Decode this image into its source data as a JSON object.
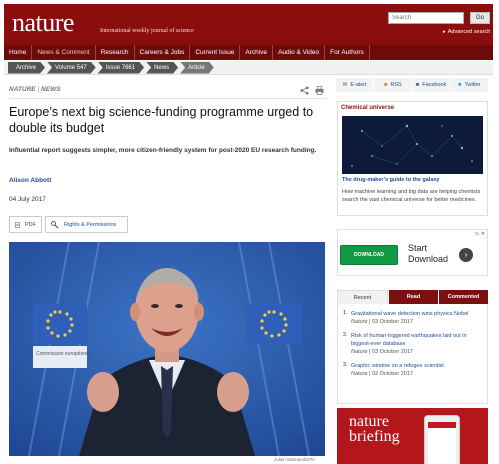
{
  "header": {
    "logo": "nature",
    "tagline": "International weekly journal of science",
    "search_placeholder": "Search",
    "go_label": "Go",
    "advanced_search": "Advanced search"
  },
  "nav": [
    "Home",
    "News & Comment",
    "Research",
    "Careers & Jobs",
    "Current Issue",
    "Archive",
    "Audio & Video",
    "For Authors"
  ],
  "breadcrumb": [
    "Archive",
    "Volume 547",
    "Issue 7661",
    "News",
    "Article"
  ],
  "article": {
    "kicker_journal": "NATURE",
    "kicker_section": "NEWS",
    "title": "Europe’s next big science-funding programme urged to double its budget",
    "standfirst": "Influential report suggests simpler, more citizen-friendly system for post-2020 EU research funding.",
    "author": "Alison Abbott",
    "date": "04 July 2017",
    "pdf_label": "PDF",
    "rights_label": "Rights & Permissions",
    "photo_credit": "Julien Warnand/EPA",
    "photo_sign_text": "Commission européenne"
  },
  "sidebar": {
    "tools": [
      "E-alert",
      "RSS",
      "Facebook",
      "Twitter"
    ],
    "chemical": {
      "title": "Chemical universe",
      "subtitle": "The drug-maker’s guide to the galaxy",
      "desc": "How machine learning and big data are helping chemists search the vast chemical universe for better medicines."
    },
    "ad": {
      "download_label": "DOWNLOAD",
      "text_line1": "Start",
      "text_line2": "Download",
      "close_label": "▷ ✕"
    },
    "tabs": [
      "Recent",
      "Read",
      "Commented"
    ],
    "list": [
      {
        "num": "1.",
        "title": "Gravitational wave detection wins physics Nobel",
        "journal": "Nature",
        "date": "| 03 October 2017"
      },
      {
        "num": "2.",
        "title": "Risk of human-triggered earthquakes laid out in biggest-ever database",
        "journal": "Nature",
        "date": "| 03 October 2017"
      },
      {
        "num": "3.",
        "title": "Graphic window on a refugee scientist",
        "journal": "Nature",
        "date": "| 02 October 2017"
      }
    ],
    "briefing": {
      "line1": "nature",
      "line2": "briefing"
    }
  }
}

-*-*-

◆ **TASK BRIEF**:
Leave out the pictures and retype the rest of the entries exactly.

◆ **RESULT FOR THIS EXERCISE**:
Decode this image into its source data as a JSON object.
{
  "header": {
    "logo": "nature",
    "tagline": "International weekly journal of science",
    "search_placeholder": "Search",
    "go_label": "Go",
    "advanced_search": "Advanced search"
  },
  "nav": [
    "Home",
    "News & Comment",
    "Research",
    "Careers & Jobs",
    "Current Issue",
    "Archive",
    "Audio & Video",
    "For Authors"
  ],
  "breadcrumb": [
    "Archive",
    "Volume 547",
    "Issue 7661",
    "News",
    "Article"
  ],
  "article": {
    "kicker_journal": "NATURE",
    "kicker_section": "NEWS",
    "title": "Europe’s next big science-funding programme urged to double its budget",
    "standfirst": "Influential report suggests simpler, more citizen-friendly system for post-2020 EU research funding.",
    "author": "Alison Abbott",
    "date": "04 July 2017",
    "pdf_label": "PDF",
    "rights_label": "Rights & Permissions",
    "photo_credit": "Julien Warnand/EPA",
    "photo_sign_text": "Commission européenne"
  },
  "sidebar": {
    "tools": [
      "E-alert",
      "RSS",
      "Facebook",
      "Twitter"
    ],
    "chemical": {
      "title": "Chemical universe",
      "subtitle": "The drug-maker’s guide to the galaxy",
      "desc": "How machine learning and big data are helping chemists search the vast chemical universe for better medicines."
    },
    "ad": {
      "download_label": "DOWNLOAD",
      "text_line1": "Start",
      "text_line2": "Download",
      "close_label": "▷ ✕"
    },
    "tabs": [
      "Recent",
      "Read",
      "Commented"
    ],
    "list": [
      {
        "num": "1.",
        "title": "Gravitational wave detection wins physics Nobel",
        "journal": "Nature",
        "date": "| 03 October 2017"
      },
      {
        "num": "2.",
        "title": "Risk of human-triggered earthquakes laid out in biggest-ever database",
        "journal": "Nature",
        "date": "| 03 October 2017"
      },
      {
        "num": "3.",
        "title": "Graphic window on a refugee scientist",
        "journal": "Nature",
        "date": "| 02 October 2017"
      }
    ],
    "briefing": {
      "line1": "nature",
      "line2": "briefing"
    }
  }
}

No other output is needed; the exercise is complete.